Vehicle for delivering plant sterol

Most clinical trials have been conducted using plant sterols or stanols added to spreads. As long as plant sterols are consumed with a meal to stimulate biliary flow, they can effectively lower LDL cholesterol on the background of various types of basal diets and food vehicles. Plant sterols are efficacious when consumed in: oil: water emulsions [68,69]; water as lecithin micelles [22]; yogurt [40,70]; low fat filled milks [42,44,71]; chocolate [105]; cereal; snack bars, breads, and beverages [66,72]; and beef/hamburger [73,74]. Efficacy of a soy stanol-lecithin powder in reducing cholesterol absorption and LDL-C has been evaluated in a randomized, double-blind parallel study [75]. The subjects who followed a Step I diet consumed soy stanol-lecithin powder in a beverage. The provided daily dose of plant stanols was 1.9 g. The reductions in blood cholesterol and LDL cholesterol were 10.1 and 14.4%, respectively. In another group of subjects, cholesterol absorption was measured using 625 mg stanols provided in beverage or egg whites. Stanol-lecithin reduced cholesterol absorption by 32.1% and 38.2 % when consumed in beverage and egg white, respectively.

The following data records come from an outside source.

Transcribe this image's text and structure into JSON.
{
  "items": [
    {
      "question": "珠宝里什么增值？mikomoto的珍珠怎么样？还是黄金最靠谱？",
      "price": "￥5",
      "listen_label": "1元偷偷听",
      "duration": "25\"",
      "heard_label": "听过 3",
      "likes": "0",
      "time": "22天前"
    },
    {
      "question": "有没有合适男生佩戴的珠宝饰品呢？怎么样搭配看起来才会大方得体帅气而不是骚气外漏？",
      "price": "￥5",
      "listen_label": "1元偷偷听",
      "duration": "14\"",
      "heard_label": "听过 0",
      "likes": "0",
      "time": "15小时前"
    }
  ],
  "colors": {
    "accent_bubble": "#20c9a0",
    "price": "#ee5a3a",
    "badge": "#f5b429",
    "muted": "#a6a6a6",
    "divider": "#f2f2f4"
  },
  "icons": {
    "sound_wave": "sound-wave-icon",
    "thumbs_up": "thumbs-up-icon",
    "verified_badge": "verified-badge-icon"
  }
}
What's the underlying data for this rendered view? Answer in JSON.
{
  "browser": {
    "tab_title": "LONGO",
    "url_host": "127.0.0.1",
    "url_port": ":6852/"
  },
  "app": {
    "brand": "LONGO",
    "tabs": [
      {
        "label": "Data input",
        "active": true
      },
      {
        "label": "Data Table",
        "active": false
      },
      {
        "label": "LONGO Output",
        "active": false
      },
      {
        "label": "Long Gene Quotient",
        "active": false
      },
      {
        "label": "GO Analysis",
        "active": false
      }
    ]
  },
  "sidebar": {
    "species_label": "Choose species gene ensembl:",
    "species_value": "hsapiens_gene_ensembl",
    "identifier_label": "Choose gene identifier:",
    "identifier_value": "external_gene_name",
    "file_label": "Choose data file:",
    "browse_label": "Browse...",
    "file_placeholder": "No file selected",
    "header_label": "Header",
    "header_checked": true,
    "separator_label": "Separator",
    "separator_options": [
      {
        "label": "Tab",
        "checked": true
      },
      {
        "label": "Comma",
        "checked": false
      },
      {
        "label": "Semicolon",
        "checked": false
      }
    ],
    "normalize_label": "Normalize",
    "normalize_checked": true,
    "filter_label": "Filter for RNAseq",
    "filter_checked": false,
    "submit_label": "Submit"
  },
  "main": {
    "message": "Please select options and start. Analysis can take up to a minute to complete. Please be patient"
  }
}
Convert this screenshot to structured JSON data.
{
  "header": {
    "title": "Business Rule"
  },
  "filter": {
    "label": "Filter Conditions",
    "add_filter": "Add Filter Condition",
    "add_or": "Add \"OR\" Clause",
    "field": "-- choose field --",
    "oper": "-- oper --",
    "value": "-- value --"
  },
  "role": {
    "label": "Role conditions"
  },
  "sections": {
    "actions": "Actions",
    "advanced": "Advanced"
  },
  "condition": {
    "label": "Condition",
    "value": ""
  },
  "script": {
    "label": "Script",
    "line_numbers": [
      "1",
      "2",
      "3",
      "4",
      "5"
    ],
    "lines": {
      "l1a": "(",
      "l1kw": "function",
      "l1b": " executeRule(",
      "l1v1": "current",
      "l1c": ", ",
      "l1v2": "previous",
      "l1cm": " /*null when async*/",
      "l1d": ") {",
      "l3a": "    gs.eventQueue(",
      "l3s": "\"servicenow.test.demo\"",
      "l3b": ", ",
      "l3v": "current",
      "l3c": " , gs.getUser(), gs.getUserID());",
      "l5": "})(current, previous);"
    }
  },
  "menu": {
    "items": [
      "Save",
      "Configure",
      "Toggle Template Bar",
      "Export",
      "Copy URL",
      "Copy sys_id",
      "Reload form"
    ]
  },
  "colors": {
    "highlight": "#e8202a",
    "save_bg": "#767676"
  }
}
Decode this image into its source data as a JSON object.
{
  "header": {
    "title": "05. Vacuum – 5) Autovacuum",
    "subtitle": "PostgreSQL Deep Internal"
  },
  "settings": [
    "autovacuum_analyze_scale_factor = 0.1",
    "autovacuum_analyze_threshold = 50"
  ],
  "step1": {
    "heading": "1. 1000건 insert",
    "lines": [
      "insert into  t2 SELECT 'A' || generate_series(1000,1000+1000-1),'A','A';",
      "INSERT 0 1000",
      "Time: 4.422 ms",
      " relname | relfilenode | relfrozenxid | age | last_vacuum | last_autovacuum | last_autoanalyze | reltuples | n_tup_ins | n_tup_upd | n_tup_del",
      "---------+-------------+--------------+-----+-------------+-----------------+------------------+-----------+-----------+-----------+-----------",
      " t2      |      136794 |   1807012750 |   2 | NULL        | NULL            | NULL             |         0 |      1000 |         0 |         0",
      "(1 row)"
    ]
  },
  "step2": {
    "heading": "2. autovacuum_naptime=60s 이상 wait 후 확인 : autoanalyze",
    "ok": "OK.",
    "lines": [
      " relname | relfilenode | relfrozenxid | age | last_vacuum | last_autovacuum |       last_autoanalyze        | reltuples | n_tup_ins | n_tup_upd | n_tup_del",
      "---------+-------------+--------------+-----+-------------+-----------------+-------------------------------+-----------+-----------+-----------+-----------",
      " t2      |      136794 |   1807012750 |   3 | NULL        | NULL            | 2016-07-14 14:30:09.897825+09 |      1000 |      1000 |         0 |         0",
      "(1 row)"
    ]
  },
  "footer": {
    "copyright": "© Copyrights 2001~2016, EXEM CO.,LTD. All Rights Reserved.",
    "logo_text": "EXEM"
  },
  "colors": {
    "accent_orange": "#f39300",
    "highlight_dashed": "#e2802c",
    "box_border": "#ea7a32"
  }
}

The reduction in LDL cholesterol reported, using the previous different vehicles, ranged between 7–14 %, which is close to the reduction in LDL cholesterol reported in studies that used fat spread as a vehicle for delivering plant sterol [25,37,76-82]. A recent controlled clinical trial has shown that the intake of plant sterols provided in low-fat and non-fat beverages did not affect lipid profiles in moderately hypercholesterolemic individuals [83]. The finding of this study was contrary to the findings of other studies reporting that plant sterols were effective in reducing blood cholesterol even when incorporated into low-fat or non-fat foods [40,42,44,70,72]. This discrepancy may be related to the fact that the plant sterols must be added to the low or non fat food matrix in such a way that the plant sterols solubilize, or remain as small crystals over time. In products such as milk, the milk fat globule membrane components may enhance the absorption of cholesterol [44,68,69], but also aid in solubilization. Pouteau et al. [44] described a rapid filtration and detection method to quantify plant sterol crystals. The authors also used light scattering techniques to quantify the size of the crystals as a function of storage time of the milk products. The method of dispersion, processing, and use of emulsifiers, surfactants, and crystal habit modifiers will affect the success of plant sterols in non-spread vehicles [42,44,71,84,85].

Commercially, plant sterols are currently contained in bars (Logicol-Australia, Benecol-UK), vegetable oils (Ekona-Japan; NutraLease Canola Active-Israel), orange juice (Minute Maid Heart Wise containing Cargill CoroWise plant sterols) [45], mayonnaises (Logicol-Australia), milk (Benecol-UK, Logicol-Australia, SereCol-Argentenia), yogurt (Logicol-Australia; Benecol-UK), yogurt drinks (Benecol), soy milk (Pacific Foods), meat and soups (Raisio-Finland), and green teas (Chol zero, Korea). Plant sterols are also being sold or developed mixed with other functional ingredients such as: fiber (Unilever Fruit D'or-France); healthy oils (Benecol Olive Spread-UK); non-absorbable diacylglycerol (Kao-ADM Econa Healthy Cooking Oil; Enzymotec MultOil Platform, ArteriCare products, Israel); almonds, soy protein and viscous fibers [86]; and minerals [87-89]. There is also interest to combine plant sterols with antioxidants, such as flavonoids, quercetins, and catechin; and a spice mixture developed by Selako, and marketed as Flavomare in Scandanavia. It is only a matter of time before ingredients such as conjugated linoleic acid (CLA) are mixed with plant sterols in various vehicles (e.g., Clarinol's CLA has received GRAS status for addition to milks, yogurts, bars, etc.).

Various manufacturers also sell plant sterols in supplement form, and there is interest to develop plant sterols as drugs (e.g., Forbes' FM-VP4 drug candidate). Plant sterols may also be combined with other drugs that lower cholesterol through different mechanisms of action, including statins and ezetimibe [90,91]. Recent evidence suggests that patients who had previous actue coronary syndrome benefited from aggressive LDL lowering with statins to levels subtstantially below current target levels [92,93]. This finding provides enthusiasm for developing novel plant sterol-drug and drug-drug combined strategies to aggressively lower LDL cholesterol in some populations. Despite evidence that plant sterols can effectively reduce LDL cholesterol and inhibit cholesterol absorption in vehicles other than spread type vehicles, regulatory agencies have been slow to accept plant sterols in foods other than spreads in some countries such as the USA [94] and Australia [95]. Rigorous efforts underway by food companies and other highly respected organizations to allow claims for plant sterols in foods other than spreads.